-- What you are asked to do --
In the following listing, find the lines containing "header" and report them.

-- Task data --
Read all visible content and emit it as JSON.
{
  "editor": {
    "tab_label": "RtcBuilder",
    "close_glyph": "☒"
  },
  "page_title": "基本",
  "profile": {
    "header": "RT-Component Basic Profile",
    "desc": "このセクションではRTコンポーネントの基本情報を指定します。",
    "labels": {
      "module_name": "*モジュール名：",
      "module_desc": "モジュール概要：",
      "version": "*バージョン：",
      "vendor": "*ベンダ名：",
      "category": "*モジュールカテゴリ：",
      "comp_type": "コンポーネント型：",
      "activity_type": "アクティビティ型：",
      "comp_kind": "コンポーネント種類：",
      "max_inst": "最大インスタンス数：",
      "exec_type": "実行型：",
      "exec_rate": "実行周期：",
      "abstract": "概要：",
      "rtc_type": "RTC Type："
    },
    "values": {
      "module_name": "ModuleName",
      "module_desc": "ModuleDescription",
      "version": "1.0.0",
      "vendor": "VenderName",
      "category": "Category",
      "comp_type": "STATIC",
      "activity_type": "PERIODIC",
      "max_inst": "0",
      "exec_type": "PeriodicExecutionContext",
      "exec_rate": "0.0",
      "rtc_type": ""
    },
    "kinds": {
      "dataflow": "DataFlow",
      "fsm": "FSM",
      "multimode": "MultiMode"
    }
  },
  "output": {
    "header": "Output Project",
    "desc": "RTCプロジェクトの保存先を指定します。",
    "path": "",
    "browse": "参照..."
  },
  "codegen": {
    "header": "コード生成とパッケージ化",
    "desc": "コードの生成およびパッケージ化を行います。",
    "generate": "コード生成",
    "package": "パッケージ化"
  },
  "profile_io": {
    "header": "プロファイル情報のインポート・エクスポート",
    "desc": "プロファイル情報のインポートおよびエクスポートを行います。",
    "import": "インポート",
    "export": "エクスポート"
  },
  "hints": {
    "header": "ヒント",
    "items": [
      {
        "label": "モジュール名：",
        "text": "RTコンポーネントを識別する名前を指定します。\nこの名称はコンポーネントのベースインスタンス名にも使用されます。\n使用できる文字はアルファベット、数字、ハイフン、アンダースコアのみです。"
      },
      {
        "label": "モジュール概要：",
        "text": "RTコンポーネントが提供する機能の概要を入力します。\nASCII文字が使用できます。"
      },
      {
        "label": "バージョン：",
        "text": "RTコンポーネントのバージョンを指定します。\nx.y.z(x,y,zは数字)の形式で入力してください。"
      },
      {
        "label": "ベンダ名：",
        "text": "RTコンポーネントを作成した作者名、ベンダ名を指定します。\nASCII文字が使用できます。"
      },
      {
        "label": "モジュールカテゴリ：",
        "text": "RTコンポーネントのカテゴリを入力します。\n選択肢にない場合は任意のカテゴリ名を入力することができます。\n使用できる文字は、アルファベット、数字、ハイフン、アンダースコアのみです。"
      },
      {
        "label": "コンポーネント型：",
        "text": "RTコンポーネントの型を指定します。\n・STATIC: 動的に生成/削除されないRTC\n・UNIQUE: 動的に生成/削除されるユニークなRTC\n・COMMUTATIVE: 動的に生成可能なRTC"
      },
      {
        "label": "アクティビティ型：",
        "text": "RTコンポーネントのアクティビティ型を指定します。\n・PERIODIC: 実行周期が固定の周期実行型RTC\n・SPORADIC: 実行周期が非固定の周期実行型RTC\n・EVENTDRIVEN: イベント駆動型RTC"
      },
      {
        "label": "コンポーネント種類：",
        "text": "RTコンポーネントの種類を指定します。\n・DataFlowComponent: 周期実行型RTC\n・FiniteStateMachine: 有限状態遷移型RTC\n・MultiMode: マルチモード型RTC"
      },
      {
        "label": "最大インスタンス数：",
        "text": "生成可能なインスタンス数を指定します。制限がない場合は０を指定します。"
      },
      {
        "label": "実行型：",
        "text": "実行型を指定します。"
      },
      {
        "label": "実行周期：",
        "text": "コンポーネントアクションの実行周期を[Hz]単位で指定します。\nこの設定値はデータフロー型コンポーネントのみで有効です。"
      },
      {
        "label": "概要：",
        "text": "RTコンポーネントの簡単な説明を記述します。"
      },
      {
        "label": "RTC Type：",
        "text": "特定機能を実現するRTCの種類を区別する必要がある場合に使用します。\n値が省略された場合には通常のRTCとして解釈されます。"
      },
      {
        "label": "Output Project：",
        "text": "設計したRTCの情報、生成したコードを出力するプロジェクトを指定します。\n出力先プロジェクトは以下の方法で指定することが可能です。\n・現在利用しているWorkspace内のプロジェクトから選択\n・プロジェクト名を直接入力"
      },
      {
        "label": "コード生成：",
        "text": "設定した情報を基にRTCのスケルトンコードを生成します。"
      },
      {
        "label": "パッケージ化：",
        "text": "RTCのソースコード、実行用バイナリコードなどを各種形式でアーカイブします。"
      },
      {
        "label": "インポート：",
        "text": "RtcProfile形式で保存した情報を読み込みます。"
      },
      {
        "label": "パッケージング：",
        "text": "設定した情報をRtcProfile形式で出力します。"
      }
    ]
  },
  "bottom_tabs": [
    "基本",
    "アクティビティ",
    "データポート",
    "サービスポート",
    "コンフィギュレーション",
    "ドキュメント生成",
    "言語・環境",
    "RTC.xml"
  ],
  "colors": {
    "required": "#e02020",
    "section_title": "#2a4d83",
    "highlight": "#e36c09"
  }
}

-- Finished exercise --
    "header": "RT-Component Basic Profile",
    "header": "Output Project",
    "header": "コード生成とパッケージ化",
    "header": "プロファイル情報のインポート・エクスポート",
    "header": "ヒント",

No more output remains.